Dataset items »
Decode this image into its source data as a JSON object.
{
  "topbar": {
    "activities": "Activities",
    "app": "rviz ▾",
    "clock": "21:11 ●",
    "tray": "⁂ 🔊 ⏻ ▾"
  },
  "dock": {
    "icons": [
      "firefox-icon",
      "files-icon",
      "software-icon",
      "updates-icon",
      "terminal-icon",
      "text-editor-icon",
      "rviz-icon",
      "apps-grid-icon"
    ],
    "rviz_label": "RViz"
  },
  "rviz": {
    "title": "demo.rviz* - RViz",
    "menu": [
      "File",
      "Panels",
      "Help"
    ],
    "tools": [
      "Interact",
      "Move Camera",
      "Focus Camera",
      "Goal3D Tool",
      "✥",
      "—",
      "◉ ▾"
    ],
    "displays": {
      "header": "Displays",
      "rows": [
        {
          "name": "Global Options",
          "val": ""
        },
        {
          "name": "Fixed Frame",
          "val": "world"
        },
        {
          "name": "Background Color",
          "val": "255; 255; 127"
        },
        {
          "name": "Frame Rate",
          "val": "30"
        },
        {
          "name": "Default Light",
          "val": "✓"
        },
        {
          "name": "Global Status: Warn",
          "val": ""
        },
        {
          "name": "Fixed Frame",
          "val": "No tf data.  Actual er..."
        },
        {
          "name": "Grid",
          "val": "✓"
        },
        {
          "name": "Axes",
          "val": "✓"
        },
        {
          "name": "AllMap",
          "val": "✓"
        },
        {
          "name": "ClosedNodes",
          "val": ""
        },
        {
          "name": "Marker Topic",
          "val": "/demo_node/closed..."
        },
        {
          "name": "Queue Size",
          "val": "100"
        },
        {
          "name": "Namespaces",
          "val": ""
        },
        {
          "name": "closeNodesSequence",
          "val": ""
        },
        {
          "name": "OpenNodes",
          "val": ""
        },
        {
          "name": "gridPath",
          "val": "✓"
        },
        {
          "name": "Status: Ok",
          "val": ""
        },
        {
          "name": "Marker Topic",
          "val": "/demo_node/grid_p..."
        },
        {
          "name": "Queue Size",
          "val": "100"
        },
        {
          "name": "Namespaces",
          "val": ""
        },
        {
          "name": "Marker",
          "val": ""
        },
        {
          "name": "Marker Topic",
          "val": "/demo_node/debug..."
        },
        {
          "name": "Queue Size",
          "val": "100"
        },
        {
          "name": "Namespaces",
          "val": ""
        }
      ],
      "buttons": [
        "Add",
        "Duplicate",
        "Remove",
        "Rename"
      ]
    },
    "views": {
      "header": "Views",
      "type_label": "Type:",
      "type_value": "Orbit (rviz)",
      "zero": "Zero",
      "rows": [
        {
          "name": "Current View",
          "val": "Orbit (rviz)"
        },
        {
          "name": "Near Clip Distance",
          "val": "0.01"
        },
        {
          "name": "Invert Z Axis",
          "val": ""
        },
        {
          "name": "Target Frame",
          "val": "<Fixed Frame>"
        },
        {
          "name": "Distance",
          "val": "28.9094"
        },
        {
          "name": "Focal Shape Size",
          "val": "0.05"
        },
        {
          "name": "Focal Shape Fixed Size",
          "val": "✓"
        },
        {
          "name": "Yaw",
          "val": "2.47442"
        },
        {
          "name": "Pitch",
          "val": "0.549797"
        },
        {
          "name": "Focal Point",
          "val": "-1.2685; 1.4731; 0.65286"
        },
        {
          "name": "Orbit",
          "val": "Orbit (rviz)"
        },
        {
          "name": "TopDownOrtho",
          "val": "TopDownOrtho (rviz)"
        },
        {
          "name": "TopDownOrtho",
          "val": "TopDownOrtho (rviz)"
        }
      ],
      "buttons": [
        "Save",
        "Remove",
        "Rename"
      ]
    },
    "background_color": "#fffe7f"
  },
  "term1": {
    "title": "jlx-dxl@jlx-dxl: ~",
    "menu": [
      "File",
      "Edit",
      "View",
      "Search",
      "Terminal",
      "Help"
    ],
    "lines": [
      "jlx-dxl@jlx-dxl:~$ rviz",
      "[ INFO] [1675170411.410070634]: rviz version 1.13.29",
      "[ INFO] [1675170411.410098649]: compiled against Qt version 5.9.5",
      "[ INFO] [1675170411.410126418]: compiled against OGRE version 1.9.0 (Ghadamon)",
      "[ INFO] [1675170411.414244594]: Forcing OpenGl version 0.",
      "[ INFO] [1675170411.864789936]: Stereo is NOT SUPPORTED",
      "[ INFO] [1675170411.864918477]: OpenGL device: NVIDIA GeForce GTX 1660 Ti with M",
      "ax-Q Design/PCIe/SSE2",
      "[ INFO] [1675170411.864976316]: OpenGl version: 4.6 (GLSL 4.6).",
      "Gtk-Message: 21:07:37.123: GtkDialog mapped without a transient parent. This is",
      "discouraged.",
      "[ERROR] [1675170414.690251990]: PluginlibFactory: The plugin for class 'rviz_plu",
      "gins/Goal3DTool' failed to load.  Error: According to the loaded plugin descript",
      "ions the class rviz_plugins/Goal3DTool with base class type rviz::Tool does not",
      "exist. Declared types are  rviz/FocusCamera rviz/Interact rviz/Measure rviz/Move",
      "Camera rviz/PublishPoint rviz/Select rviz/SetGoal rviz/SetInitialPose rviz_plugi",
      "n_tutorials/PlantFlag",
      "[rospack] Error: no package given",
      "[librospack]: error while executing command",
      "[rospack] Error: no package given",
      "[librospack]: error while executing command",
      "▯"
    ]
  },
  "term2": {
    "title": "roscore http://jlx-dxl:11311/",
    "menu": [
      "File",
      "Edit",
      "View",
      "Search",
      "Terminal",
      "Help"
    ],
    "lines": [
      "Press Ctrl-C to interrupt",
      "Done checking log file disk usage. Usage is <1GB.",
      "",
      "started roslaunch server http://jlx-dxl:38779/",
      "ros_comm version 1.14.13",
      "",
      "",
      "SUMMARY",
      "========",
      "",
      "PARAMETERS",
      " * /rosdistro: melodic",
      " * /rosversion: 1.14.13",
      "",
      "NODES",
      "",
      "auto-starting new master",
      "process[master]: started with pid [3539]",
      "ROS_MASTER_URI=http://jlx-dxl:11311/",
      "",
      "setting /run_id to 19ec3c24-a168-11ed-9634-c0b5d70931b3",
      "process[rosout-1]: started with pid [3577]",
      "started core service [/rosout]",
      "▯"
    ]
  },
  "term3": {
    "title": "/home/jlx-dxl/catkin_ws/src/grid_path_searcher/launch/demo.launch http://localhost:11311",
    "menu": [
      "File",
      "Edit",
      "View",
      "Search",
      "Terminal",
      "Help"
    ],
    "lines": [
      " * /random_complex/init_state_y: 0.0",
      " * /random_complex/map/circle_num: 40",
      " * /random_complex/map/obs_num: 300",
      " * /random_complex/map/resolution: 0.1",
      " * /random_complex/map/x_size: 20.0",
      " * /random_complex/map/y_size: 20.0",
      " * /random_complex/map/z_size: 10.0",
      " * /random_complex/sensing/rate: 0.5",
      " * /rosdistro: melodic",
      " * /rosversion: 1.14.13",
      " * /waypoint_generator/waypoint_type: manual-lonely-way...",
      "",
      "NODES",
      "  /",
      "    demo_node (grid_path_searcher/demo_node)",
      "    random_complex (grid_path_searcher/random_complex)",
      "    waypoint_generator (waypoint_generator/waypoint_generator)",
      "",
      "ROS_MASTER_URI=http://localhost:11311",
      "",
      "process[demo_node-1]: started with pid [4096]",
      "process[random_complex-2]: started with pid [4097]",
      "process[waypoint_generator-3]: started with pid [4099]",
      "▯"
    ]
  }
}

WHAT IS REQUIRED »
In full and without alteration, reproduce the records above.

EXERCISE OUTPUT »
Decode this image into its source data as a JSON object.
{
  "topbar": {
    "activities": "Activities",
    "app": "rviz ▾",
    "clock": "21:11 ●",
    "tray": "⁂ 🔊 ⏻ ▾"
  },
  "dock": {
    "icons": [
      "firefox-icon",
      "files-icon",
      "software-icon",
      "updates-icon",
      "terminal-icon",
      "text-editor-icon",
      "rviz-icon",
      "apps-grid-icon"
    ],
    "rviz_label": "RViz"
  },
  "rviz": {
    "title": "demo.rviz* - RViz",
    "menu": [
      "File",
      "Panels",
      "Help"
    ],
    "tools": [
      "Interact",
      "Move Camera",
      "Focus Camera",
      "Goal3D Tool",
      "✥",
      "—",
      "◉ ▾"
    ],
    "displays": {
      "header": "Displays",
      "rows": [
        {
          "name": "Global Options",
          "val": ""
        },
        {
          "name": "Fixed Frame",
          "val": "world"
        },
        {
          "name": "Background Color",
          "val": "255; 255; 127"
        },
        {
          "name": "Frame Rate",
          "val": "30"
        },
        {
          "name": "Default Light",
          "val": "✓"
        },
        {
          "name": "Global Status: Warn",
          "val": ""
        },
        {
          "name": "Fixed Frame",
          "val": "No tf data.  Actual er..."
        },
        {
          "name": "Grid",
          "val": "✓"
        },
        {
          "name": "Axes",
          "val": "✓"
        },
        {
          "name": "AllMap",
          "val": "✓"
        },
        {
          "name": "ClosedNodes",
          "val": ""
        },
        {
          "name": "Marker Topic",
          "val": "/demo_node/closed..."
        },
        {
          "name": "Queue Size",
          "val": "100"
        },
        {
          "name": "Namespaces",
          "val": ""
        },
        {
          "name": "closeNodesSequence",
          "val": ""
        },
        {
          "name": "OpenNodes",
          "val": ""
        },
        {
          "name": "gridPath",
          "val": "✓"
        },
        {
          "name": "Status: Ok",
          "val": ""
        },
        {
          "name": "Marker Topic",
          "val": "/demo_node/grid_p..."
        },
        {
          "name": "Queue Size",
          "val": "100"
        },
        {
          "name": "Namespaces",
          "val": ""
        },
        {
          "name": "Marker",
          "val": ""
        },
        {
          "name": "Marker Topic",
          "val": "/demo_node/debug..."
        },
        {
          "name": "Queue Size",
          "val": "100"
        },
        {
          "name": "Namespaces",
          "val": ""
        }
      ],
      "buttons": [
        "Add",
        "Duplicate",
        "Remove",
        "Rename"
      ]
    },
    "views": {
      "header": "Views",
      "type_label": "Type:",
      "type_value": "Orbit (rviz)",
      "zero": "Zero",
      "rows": [
        {
          "name": "Current View",
          "val": "Orbit (rviz)"
        },
        {
          "name": "Near Clip Distance",
          "val": "0.01"
        },
        {
          "name": "Invert Z Axis",
          "val": ""
        },
        {
          "name": "Target Frame",
          "val": "<Fixed Frame>"
        },
        {
          "name": "Distance",
          "val": "28.9094"
        },
        {
          "name": "Focal Shape Size",
          "val": "0.05"
        },
        {
          "name": "Focal Shape Fixed Size",
          "val": "✓"
        },
        {
          "name": "Yaw",
          "val": "2.47442"
        },
        {
          "name": "Pitch",
          "val": "0.549797"
        },
        {
          "name": "Focal Point",
          "val": "-1.2685; 1.4731; 0.65286"
        },
        {
          "name": "Orbit",
          "val": "Orbit (rviz)"
        },
        {
          "name": "TopDownOrtho",
          "val": "TopDownOrtho (rviz)"
        },
        {
          "name": "TopDownOrtho",
          "val": "TopDownOrtho (rviz)"
        }
      ],
      "buttons": [
        "Save",
        "Remove",
        "Rename"
      ]
    },
    "background_color": "#fffe7f"
  },
  "term1": {
    "title": "jlx-dxl@jlx-dxl: ~",
    "menu": [
      "File",
      "Edit",
      "View",
      "Search",
      "Terminal",
      "Help"
    ],
    "lines": [
      "jlx-dxl@jlx-dxl:~$ rviz",
      "[ INFO] [1675170411.410070634]: rviz version 1.13.29",
      "[ INFO] [1675170411.410098649]: compiled against Qt version 5.9.5",
      "[ INFO] [1675170411.410126418]: compiled against OGRE version 1.9.0 (Ghadamon)",
      "[ INFO] [1675170411.414244594]: Forcing OpenGl version 0.",
      "[ INFO] [1675170411.864789936]: Stereo is NOT SUPPORTED",
      "[ INFO] [1675170411.864918477]: OpenGL device: NVIDIA GeForce GTX 1660 Ti with M",
      "ax-Q Design/PCIe/SSE2",
      "[ INFO] [1675170411.864976316]: OpenGl version: 4.6 (GLSL 4.6).",
      "Gtk-Message: 21:07:37.123: GtkDialog mapped without a transient parent. This is",
      "discouraged.",
      "[ERROR] [1675170414.690251990]: PluginlibFactory: The plugin for class 'rviz_plu",
      "gins/Goal3DTool' failed to load.  Error: According to the loaded plugin descript",
      "ions the class rviz_plugins/Goal3DTool with base class type rviz::Tool does not",
      "exist. Declared types are  rviz/FocusCamera rviz/Interact rviz/Measure rviz/Move",
      "Camera rviz/PublishPoint rviz/Select rviz/SetGoal rviz/SetInitialPose rviz_plugi",
      "n_tutorials/PlantFlag",
      "[rospack] Error: no package given",
      "[librospack]: error while executing command",
      "[rospack] Error: no package given",
      "[librospack]: error while executing command",
      "▯"
    ]
  },
  "term2": {
    "title": "roscore http://jlx-dxl:11311/",
    "menu": [
      "File",
      "Edit",
      "View",
      "Search",
      "Terminal",
      "Help"
    ],
    "lines": [
      "Press Ctrl-C to interrupt",
      "Done checking log file disk usage. Usage is <1GB.",
      "",
      "started roslaunch server http://jlx-dxl:38779/",
      "ros_comm version 1.14.13",
      "",
      "",
      "SUMMARY",
      "========",
      "",
      "PARAMETERS",
      " * /rosdistro: melodic",
      " * /rosversion: 1.14.13",
      "",
      "NODES",
      "",
      "auto-starting new master",
      "process[master]: started with pid [3539]",
      "ROS_MASTER_URI=http://jlx-dxl:11311/",
      "",
      "setting /run_id to 19ec3c24-a168-11ed-9634-c0b5d70931b3",
      "process[rosout-1]: started with pid [3577]",
      "started core service [/rosout]",
      "▯"
    ]
  },
  "term3": {
    "title": "/home/jlx-dxl/catkin_ws/src/grid_path_searcher/launch/demo.launch http://localhost:11311",
    "menu": [
      "File",
      "Edit",
      "View",
      "Search",
      "Terminal",
      "Help"
    ],
    "lines": [
      " * /random_complex/init_state_y: 0.0",
      " * /random_complex/map/circle_num: 40",
      " * /random_complex/map/obs_num: 300",
      " * /random_complex/map/resolution: 0.1",
      " * /random_complex/map/x_size: 20.0",
      " * /random_complex/map/y_size: 20.0",
      " * /random_complex/map/z_size: 10.0",
      " * /random_complex/sensing/rate: 0.5",
      " * /rosdistro: melodic",
      " * /rosversion: 1.14.13",
      " * /waypoint_generator/waypoint_type: manual-lonely-way...",
      "",
      "NODES",
      "  /",
      "    demo_node (grid_path_searcher/demo_node)",
      "    random_complex (grid_path_searcher/random_complex)",
      "    waypoint_generator (waypoint_generator/waypoint_generator)",
      "",
      "ROS_MASTER_URI=http://localhost:11311",
      "",
      "process[demo_node-1]: started with pid [4096]",
      "process[random_complex-2]: started with pid [4097]",
      "process[waypoint_generator-3]: started with pid [4099]",
      "▯"
    ]
  }
}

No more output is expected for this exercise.